→ What you are asked to do: Go through the entries and copy every line that has the string "meta" in it.

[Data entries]
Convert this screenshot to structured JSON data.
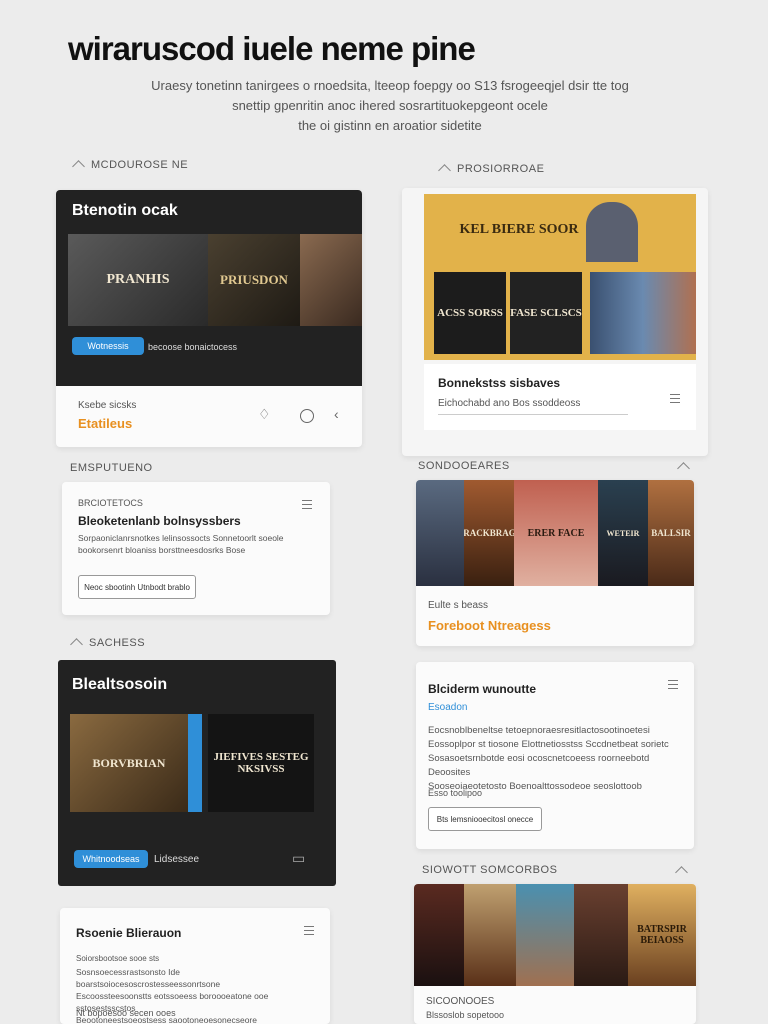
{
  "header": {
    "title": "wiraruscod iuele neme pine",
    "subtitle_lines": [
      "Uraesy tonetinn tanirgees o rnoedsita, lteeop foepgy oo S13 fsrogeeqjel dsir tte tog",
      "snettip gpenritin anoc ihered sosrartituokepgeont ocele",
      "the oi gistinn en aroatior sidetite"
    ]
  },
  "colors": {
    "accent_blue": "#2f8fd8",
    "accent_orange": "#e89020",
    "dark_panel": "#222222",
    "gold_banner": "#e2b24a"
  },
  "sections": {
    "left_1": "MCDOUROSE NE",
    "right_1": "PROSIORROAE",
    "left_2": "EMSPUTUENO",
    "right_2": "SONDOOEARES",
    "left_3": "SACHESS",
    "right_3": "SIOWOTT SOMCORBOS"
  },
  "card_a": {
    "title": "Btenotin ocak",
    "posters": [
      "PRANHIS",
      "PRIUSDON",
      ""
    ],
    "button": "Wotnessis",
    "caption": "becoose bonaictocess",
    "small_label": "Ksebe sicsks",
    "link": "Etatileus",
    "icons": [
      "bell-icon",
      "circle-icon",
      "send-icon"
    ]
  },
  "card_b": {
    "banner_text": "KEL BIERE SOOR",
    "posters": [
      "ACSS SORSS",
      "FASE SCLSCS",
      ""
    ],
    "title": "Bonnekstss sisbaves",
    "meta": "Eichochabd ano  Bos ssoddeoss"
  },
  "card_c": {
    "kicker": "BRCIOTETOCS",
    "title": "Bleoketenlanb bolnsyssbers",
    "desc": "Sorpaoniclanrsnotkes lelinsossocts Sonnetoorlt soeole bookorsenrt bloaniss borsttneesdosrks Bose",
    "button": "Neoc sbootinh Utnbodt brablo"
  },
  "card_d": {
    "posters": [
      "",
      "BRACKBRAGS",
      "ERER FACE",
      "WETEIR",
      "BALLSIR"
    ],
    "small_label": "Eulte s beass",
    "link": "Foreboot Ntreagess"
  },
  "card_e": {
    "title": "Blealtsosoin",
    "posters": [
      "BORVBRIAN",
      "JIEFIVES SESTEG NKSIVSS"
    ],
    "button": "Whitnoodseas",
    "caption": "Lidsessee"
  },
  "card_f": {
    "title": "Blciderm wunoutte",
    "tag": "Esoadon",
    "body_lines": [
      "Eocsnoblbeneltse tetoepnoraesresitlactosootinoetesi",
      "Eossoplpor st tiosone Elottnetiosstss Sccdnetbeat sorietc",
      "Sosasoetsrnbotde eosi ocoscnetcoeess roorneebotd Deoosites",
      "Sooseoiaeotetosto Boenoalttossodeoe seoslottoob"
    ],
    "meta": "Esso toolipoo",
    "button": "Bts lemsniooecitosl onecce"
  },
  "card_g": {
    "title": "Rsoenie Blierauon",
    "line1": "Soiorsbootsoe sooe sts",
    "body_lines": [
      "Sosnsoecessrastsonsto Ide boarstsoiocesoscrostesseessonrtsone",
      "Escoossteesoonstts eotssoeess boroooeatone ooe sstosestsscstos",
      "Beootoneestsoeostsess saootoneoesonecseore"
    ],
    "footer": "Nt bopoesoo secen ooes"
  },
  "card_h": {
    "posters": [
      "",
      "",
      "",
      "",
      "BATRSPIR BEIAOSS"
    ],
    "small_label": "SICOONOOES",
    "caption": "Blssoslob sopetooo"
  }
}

→ Answer section:
    "meta": "Eichochabd ano  Bos ssoddeoss"
    "meta": "Esso toolipoo",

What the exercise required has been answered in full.